Task prompt -
Below are records; say how many of their lines include the word "content", giving nothing but the number.

Given records section start

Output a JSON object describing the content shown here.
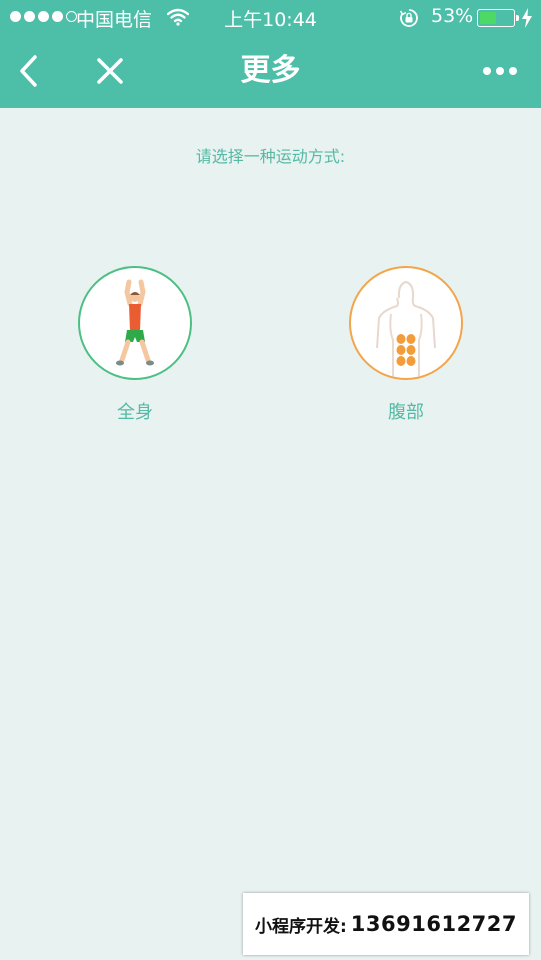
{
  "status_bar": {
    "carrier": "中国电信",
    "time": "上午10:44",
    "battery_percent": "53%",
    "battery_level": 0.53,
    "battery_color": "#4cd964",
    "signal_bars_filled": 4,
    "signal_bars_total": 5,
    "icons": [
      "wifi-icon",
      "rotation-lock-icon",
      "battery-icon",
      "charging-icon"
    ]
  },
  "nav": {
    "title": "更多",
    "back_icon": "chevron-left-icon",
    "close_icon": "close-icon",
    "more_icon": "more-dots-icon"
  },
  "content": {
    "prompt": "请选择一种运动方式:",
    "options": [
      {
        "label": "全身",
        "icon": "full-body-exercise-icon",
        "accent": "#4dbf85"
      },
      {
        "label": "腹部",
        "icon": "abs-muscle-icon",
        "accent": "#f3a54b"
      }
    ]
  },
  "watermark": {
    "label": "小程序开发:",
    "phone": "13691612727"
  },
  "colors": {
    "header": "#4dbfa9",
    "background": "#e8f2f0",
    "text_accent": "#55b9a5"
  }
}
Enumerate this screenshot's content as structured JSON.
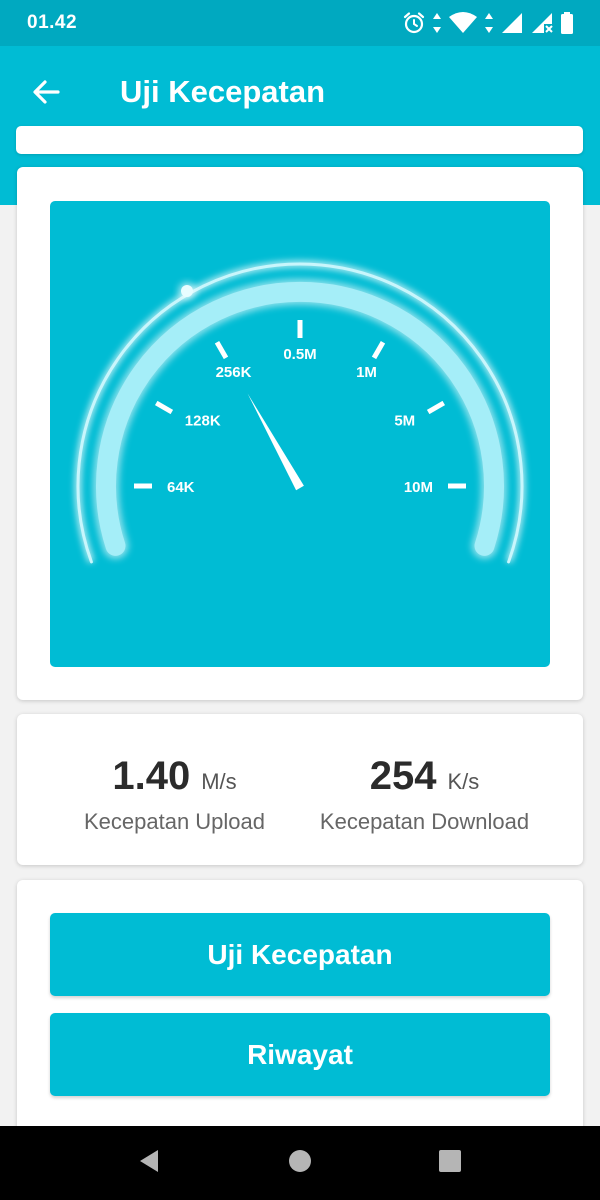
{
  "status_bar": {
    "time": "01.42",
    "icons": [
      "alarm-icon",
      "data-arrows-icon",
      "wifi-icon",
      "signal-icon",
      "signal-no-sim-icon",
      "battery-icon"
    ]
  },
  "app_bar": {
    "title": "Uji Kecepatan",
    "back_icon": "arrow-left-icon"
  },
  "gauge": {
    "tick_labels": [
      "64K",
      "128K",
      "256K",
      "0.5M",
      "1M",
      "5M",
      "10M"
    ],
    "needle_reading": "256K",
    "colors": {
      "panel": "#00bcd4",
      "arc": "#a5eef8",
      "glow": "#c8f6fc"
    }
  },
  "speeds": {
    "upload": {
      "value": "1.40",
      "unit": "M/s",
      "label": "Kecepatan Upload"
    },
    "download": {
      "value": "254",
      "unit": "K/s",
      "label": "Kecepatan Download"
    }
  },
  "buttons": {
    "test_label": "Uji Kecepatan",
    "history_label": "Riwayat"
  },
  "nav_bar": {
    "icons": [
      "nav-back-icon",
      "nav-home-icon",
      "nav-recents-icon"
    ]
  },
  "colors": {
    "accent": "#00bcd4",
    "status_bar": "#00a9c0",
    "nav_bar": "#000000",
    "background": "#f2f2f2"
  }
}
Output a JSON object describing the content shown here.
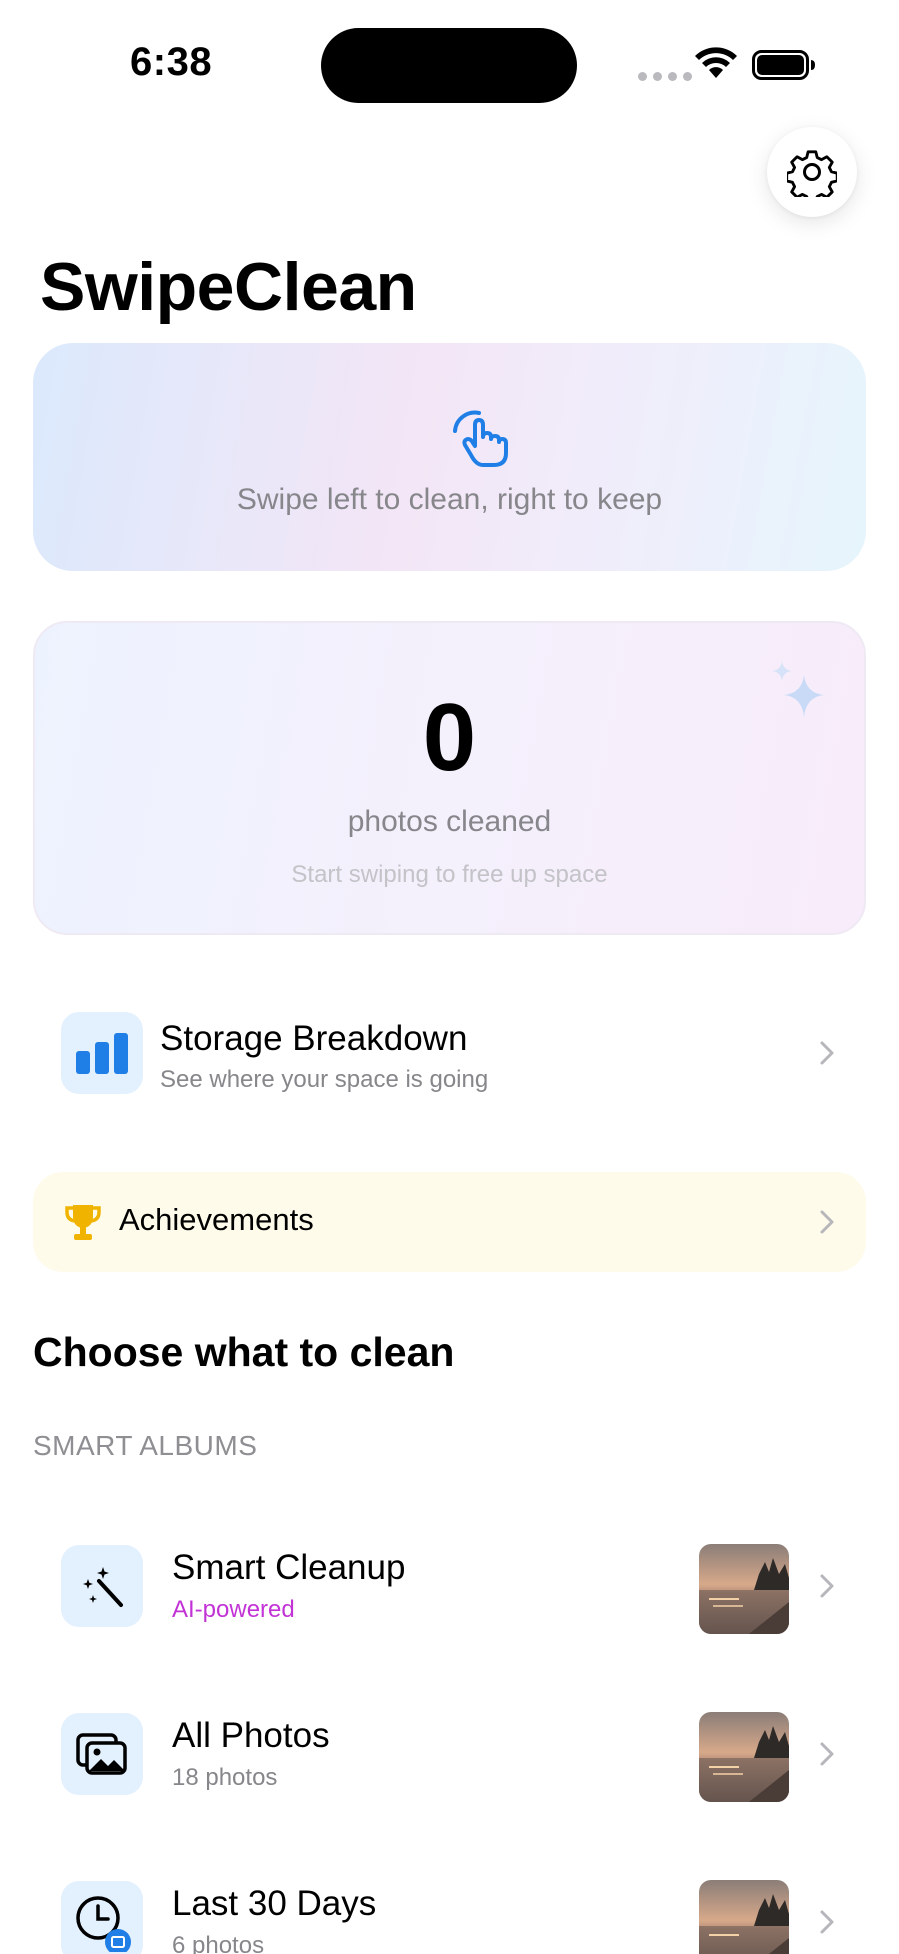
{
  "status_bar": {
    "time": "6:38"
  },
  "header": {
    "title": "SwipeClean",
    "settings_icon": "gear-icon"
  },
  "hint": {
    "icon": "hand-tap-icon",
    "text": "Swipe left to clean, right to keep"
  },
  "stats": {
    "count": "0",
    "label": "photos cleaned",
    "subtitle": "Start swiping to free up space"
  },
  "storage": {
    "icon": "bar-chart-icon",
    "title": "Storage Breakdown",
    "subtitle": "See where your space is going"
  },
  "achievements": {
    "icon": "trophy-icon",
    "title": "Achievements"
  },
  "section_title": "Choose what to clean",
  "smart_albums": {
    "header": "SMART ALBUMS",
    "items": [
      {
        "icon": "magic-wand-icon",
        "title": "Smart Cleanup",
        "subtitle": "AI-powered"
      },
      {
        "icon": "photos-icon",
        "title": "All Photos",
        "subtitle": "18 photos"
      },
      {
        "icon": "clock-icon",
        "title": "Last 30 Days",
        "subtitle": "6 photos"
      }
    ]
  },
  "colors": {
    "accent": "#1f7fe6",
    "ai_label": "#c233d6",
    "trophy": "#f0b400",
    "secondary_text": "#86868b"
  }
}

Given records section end

Result -
4